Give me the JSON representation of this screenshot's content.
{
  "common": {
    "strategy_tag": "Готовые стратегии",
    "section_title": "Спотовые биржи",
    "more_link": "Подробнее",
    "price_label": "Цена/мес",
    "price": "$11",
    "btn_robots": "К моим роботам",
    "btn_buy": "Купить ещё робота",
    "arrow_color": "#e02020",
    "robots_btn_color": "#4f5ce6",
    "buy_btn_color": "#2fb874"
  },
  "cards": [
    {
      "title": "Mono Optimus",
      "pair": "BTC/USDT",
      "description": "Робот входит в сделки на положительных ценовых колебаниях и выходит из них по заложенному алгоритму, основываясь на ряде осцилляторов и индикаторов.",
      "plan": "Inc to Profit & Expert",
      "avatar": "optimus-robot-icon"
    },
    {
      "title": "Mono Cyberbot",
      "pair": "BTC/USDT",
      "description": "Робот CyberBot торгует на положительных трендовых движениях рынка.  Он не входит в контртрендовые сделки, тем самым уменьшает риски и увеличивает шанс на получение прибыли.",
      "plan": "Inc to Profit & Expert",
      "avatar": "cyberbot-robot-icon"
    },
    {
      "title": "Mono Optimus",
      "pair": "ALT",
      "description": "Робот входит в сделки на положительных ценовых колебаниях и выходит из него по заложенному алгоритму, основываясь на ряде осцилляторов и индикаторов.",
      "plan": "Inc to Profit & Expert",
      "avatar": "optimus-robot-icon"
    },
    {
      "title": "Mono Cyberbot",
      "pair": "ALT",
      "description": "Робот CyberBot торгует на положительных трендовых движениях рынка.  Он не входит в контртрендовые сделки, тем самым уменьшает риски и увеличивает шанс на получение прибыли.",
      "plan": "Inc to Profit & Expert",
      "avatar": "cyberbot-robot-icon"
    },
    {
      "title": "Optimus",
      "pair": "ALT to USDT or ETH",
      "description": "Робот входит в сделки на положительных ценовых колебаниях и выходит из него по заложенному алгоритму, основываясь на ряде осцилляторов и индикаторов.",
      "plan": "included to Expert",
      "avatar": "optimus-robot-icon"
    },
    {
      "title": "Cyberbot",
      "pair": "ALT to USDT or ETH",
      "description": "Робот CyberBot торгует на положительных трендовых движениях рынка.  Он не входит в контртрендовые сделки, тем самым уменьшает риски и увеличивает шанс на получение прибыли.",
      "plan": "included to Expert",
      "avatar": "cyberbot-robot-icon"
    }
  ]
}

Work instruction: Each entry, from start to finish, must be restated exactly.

Response to the exercise:
Give me the JSON representation of this screenshot's content.
{
  "common": {
    "strategy_tag": "Готовые стратегии",
    "section_title": "Спотовые биржи",
    "more_link": "Подробнее",
    "price_label": "Цена/мес",
    "price": "$11",
    "btn_robots": "К моим роботам",
    "btn_buy": "Купить ещё робота",
    "arrow_color": "#e02020",
    "robots_btn_color": "#4f5ce6",
    "buy_btn_color": "#2fb874"
  },
  "cards": [
    {
      "title": "Mono Optimus",
      "pair": "BTC/USDT",
      "description": "Робот входит в сделки на положительных ценовых колебаниях и выходит из них по заложенному алгоритму, основываясь на ряде осцилляторов и индикаторов.",
      "plan": "Inc to Profit & Expert",
      "avatar": "optimus-robot-icon"
    },
    {
      "title": "Mono Cyberbot",
      "pair": "BTC/USDT",
      "description": "Робот CyberBot торгует на положительных трендовых движениях рынка.  Он не входит в контртрендовые сделки, тем самым уменьшает риски и увеличивает шанс на получение прибыли.",
      "plan": "Inc to Profit & Expert",
      "avatar": "cyberbot-robot-icon"
    },
    {
      "title": "Mono Optimus",
      "pair": "ALT",
      "description": "Робот входит в сделки на положительных ценовых колебаниях и выходит из него по заложенному алгоритму, основываясь на ряде осцилляторов и индикаторов.",
      "plan": "Inc to Profit & Expert",
      "avatar": "optimus-robot-icon"
    },
    {
      "title": "Mono Cyberbot",
      "pair": "ALT",
      "description": "Робот CyberBot торгует на положительных трендовых движениях рынка.  Он не входит в контртрендовые сделки, тем самым уменьшает риски и увеличивает шанс на получение прибыли.",
      "plan": "Inc to Profit & Expert",
      "avatar": "cyberbot-robot-icon"
    },
    {
      "title": "Optimus",
      "pair": "ALT to USDT or ETH",
      "description": "Робот входит в сделки на положительных ценовых колебаниях и выходит из него по заложенному алгоритму, основываясь на ряде осцилляторов и индикаторов.",
      "plan": "included to Expert",
      "avatar": "optimus-robot-icon"
    },
    {
      "title": "Cyberbot",
      "pair": "ALT to USDT or ETH",
      "description": "Робот CyberBot торгует на положительных трендовых движениях рынка.  Он не входит в контртрендовые сделки, тем самым уменьшает риски и увеличивает шанс на получение прибыли.",
      "plan": "included to Expert",
      "avatar": "cyberbot-robot-icon"
    }
  ]
}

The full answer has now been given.